No. "My actions" is the direct object of "guide", so it should be in the accusative.as for the me using the wrong form of meus would I use the word meae instead?
Yes, but here you are saying "Fates, let fate guide my actions". So you are directly speaking to the "fates", and you are telling them "let fate guide my actions". Now, with the latter ("let fate guide my actions"), are you giving a command to the "fates" whom you are addressing, telling them that they, personally, should let fate guide your actions (or, differently put, allow fate to guide your actions), or are you only expressing a wish that fate should guide your actions, without necessarily meaning that the "fates", personally, should be the ones allowing it to be done?the spell caster is requesting that fate guide his actions
But then don't you rather need "Fates, guide my actions"...?the spell caster is in fact commanding the fates to guide his actions
The plural feminine accusative (to agree with actiones) is meas.Also what would the accusative case of meus be?

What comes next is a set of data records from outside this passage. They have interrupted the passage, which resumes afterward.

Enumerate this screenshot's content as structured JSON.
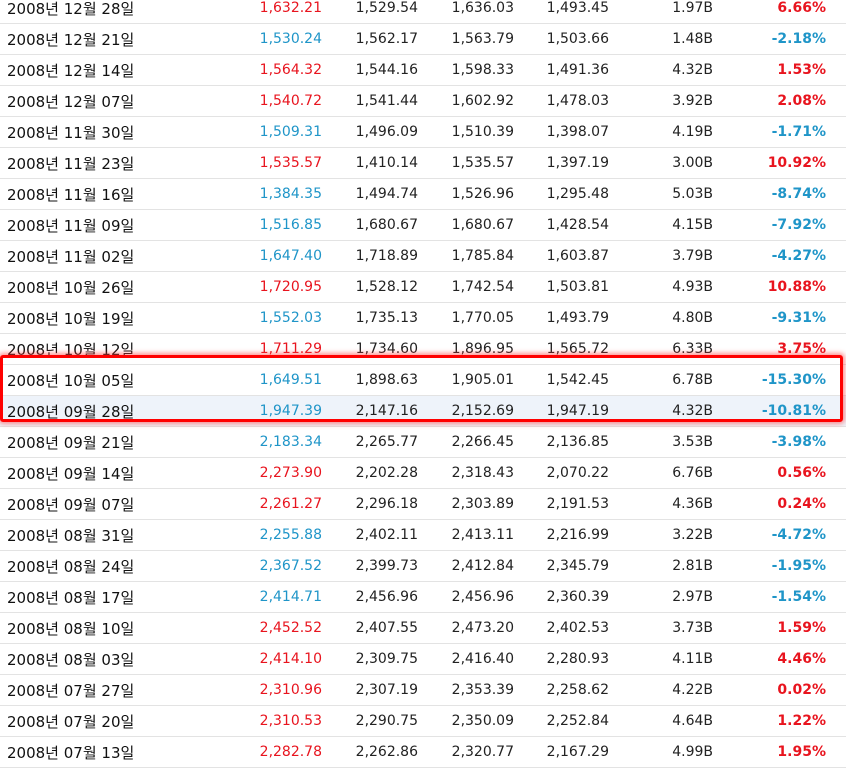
{
  "colors": {
    "up": "#e8141e",
    "down": "#1f95c8",
    "highlight": "#ff0000",
    "row_border": "#e3e3e3"
  },
  "rows": [
    {
      "date": "2008년 12월 28일",
      "close": "1,632.21",
      "open": "1,529.54",
      "high": "1,636.03",
      "low": "1,493.45",
      "volume": "1.97B",
      "change": "6.66%",
      "dir": "up"
    },
    {
      "date": "2008년 12월 21일",
      "close": "1,530.24",
      "open": "1,562.17",
      "high": "1,563.79",
      "low": "1,503.66",
      "volume": "1.48B",
      "change": "-2.18%",
      "dir": "down"
    },
    {
      "date": "2008년 12월 14일",
      "close": "1,564.32",
      "open": "1,544.16",
      "high": "1,598.33",
      "low": "1,491.36",
      "volume": "4.32B",
      "change": "1.53%",
      "dir": "up"
    },
    {
      "date": "2008년 12월 07일",
      "close": "1,540.72",
      "open": "1,541.44",
      "high": "1,602.92",
      "low": "1,478.03",
      "volume": "3.92B",
      "change": "2.08%",
      "dir": "up"
    },
    {
      "date": "2008년 11월 30일",
      "close": "1,509.31",
      "open": "1,496.09",
      "high": "1,510.39",
      "low": "1,398.07",
      "volume": "4.19B",
      "change": "-1.71%",
      "dir": "down"
    },
    {
      "date": "2008년 11월 23일",
      "close": "1,535.57",
      "open": "1,410.14",
      "high": "1,535.57",
      "low": "1,397.19",
      "volume": "3.00B",
      "change": "10.92%",
      "dir": "up"
    },
    {
      "date": "2008년 11월 16일",
      "close": "1,384.35",
      "open": "1,494.74",
      "high": "1,526.96",
      "low": "1,295.48",
      "volume": "5.03B",
      "change": "-8.74%",
      "dir": "down"
    },
    {
      "date": "2008년 11월 09일",
      "close": "1,516.85",
      "open": "1,680.67",
      "high": "1,680.67",
      "low": "1,428.54",
      "volume": "4.15B",
      "change": "-7.92%",
      "dir": "down"
    },
    {
      "date": "2008년 11월 02일",
      "close": "1,647.40",
      "open": "1,718.89",
      "high": "1,785.84",
      "low": "1,603.87",
      "volume": "3.79B",
      "change": "-4.27%",
      "dir": "down"
    },
    {
      "date": "2008년 10월 26일",
      "close": "1,720.95",
      "open": "1,528.12",
      "high": "1,742.54",
      "low": "1,503.81",
      "volume": "4.93B",
      "change": "10.88%",
      "dir": "up"
    },
    {
      "date": "2008년 10월 19일",
      "close": "1,552.03",
      "open": "1,735.13",
      "high": "1,770.05",
      "low": "1,493.79",
      "volume": "4.80B",
      "change": "-9.31%",
      "dir": "down"
    },
    {
      "date": "2008년 10월 12일",
      "close": "1,711.29",
      "open": "1,734.60",
      "high": "1,896.95",
      "low": "1,565.72",
      "volume": "6.33B",
      "change": "3.75%",
      "dir": "up"
    },
    {
      "date": "2008년 10월 05일",
      "close": "1,649.51",
      "open": "1,898.63",
      "high": "1,905.01",
      "low": "1,542.45",
      "volume": "6.78B",
      "change": "-15.30%",
      "dir": "down"
    },
    {
      "date": "2008년 09월 28일",
      "close": "1,947.39",
      "open": "2,147.16",
      "high": "2,152.69",
      "low": "1,947.19",
      "volume": "4.32B",
      "change": "-10.81%",
      "dir": "down",
      "selected": true
    },
    {
      "date": "2008년 09월 21일",
      "close": "2,183.34",
      "open": "2,265.77",
      "high": "2,266.45",
      "low": "2,136.85",
      "volume": "3.53B",
      "change": "-3.98%",
      "dir": "down"
    },
    {
      "date": "2008년 09월 14일",
      "close": "2,273.90",
      "open": "2,202.28",
      "high": "2,318.43",
      "low": "2,070.22",
      "volume": "6.76B",
      "change": "0.56%",
      "dir": "up"
    },
    {
      "date": "2008년 09월 07일",
      "close": "2,261.27",
      "open": "2,296.18",
      "high": "2,303.89",
      "low": "2,191.53",
      "volume": "4.36B",
      "change": "0.24%",
      "dir": "up"
    },
    {
      "date": "2008년 08월 31일",
      "close": "2,255.88",
      "open": "2,402.11",
      "high": "2,413.11",
      "low": "2,216.99",
      "volume": "3.22B",
      "change": "-4.72%",
      "dir": "down"
    },
    {
      "date": "2008년 08월 24일",
      "close": "2,367.52",
      "open": "2,399.73",
      "high": "2,412.84",
      "low": "2,345.79",
      "volume": "2.81B",
      "change": "-1.95%",
      "dir": "down"
    },
    {
      "date": "2008년 08월 17일",
      "close": "2,414.71",
      "open": "2,456.96",
      "high": "2,456.96",
      "low": "2,360.39",
      "volume": "2.97B",
      "change": "-1.54%",
      "dir": "down"
    },
    {
      "date": "2008년 08월 10일",
      "close": "2,452.52",
      "open": "2,407.55",
      "high": "2,473.20",
      "low": "2,402.53",
      "volume": "3.73B",
      "change": "1.59%",
      "dir": "up"
    },
    {
      "date": "2008년 08월 03일",
      "close": "2,414.10",
      "open": "2,309.75",
      "high": "2,416.40",
      "low": "2,280.93",
      "volume": "4.11B",
      "change": "4.46%",
      "dir": "up"
    },
    {
      "date": "2008년 07월 27일",
      "close": "2,310.96",
      "open": "2,307.19",
      "high": "2,353.39",
      "low": "2,258.62",
      "volume": "4.22B",
      "change": "0.02%",
      "dir": "up"
    },
    {
      "date": "2008년 07월 20일",
      "close": "2,310.53",
      "open": "2,290.75",
      "high": "2,350.09",
      "low": "2,252.84",
      "volume": "4.64B",
      "change": "1.22%",
      "dir": "up"
    },
    {
      "date": "2008년 07월 13일",
      "close": "2,282.78",
      "open": "2,262.86",
      "high": "2,320.77",
      "low": "2,167.29",
      "volume": "4.99B",
      "change": "1.95%",
      "dir": "up"
    }
  ]
}
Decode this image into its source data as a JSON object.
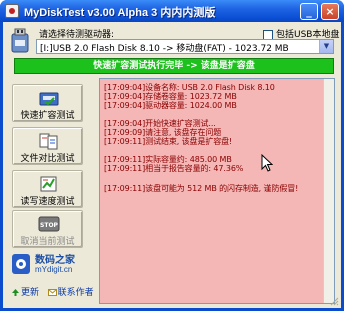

I wouldn't say that's necessarily true. The distinction between the jussive and hortatory subjunctives aren't formally made in Latin, but they are translated and interpreted differently in English.These two things, however, are expressed in different ways in Latin.
I'm not speaking about the difference between jussive and hortatory subjunctive, but between the jussive subjunctive (e.g. hoc fiat) and a second person imperative meaning "let/allow" (e.g. sine hoc fieri).I wouldn't say that's necessarily true. The distinction between the jussive and hortatory subjunctives aren't formally made in Latin, but they are translated and interpreted differently in English.
What do you mean by "Guide my timeliness"?How would one then translate Guide my timeliness and Guide me to my destination?